* [Data about app and page elements]
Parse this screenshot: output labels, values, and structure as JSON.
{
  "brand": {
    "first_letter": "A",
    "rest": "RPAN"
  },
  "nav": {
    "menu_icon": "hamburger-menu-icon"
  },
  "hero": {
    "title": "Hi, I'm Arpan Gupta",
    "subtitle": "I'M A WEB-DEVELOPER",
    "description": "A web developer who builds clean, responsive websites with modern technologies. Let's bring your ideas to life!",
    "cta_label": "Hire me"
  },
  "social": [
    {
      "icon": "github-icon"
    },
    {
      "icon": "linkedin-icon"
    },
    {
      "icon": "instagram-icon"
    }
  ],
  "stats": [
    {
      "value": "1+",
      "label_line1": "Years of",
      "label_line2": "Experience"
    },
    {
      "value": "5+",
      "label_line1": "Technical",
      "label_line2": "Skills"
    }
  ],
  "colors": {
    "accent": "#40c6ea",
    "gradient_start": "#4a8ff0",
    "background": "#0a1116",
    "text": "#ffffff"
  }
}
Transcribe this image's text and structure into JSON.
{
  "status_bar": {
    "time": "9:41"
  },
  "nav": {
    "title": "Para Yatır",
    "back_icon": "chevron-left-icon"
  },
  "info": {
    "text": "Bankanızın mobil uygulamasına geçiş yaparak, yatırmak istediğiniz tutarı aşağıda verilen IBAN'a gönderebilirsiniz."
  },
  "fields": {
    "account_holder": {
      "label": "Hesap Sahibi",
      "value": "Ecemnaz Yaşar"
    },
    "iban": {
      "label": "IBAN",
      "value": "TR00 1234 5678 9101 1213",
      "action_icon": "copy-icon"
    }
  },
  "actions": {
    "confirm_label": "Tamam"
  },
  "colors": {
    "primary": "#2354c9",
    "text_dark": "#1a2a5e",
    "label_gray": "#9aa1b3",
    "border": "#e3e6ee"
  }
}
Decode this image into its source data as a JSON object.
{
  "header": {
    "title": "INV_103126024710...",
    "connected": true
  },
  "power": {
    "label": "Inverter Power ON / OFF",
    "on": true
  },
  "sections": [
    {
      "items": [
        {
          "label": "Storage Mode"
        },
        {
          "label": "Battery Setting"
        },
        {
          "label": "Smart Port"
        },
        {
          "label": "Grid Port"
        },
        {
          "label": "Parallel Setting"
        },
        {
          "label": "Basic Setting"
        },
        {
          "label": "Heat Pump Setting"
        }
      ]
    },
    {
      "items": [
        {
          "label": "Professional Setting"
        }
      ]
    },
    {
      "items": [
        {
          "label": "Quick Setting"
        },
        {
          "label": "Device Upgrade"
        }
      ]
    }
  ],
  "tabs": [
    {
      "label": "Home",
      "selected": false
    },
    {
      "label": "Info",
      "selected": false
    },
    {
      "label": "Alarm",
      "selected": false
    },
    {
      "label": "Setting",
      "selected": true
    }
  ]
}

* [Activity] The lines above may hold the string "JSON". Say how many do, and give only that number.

* [Result for this exercise] 3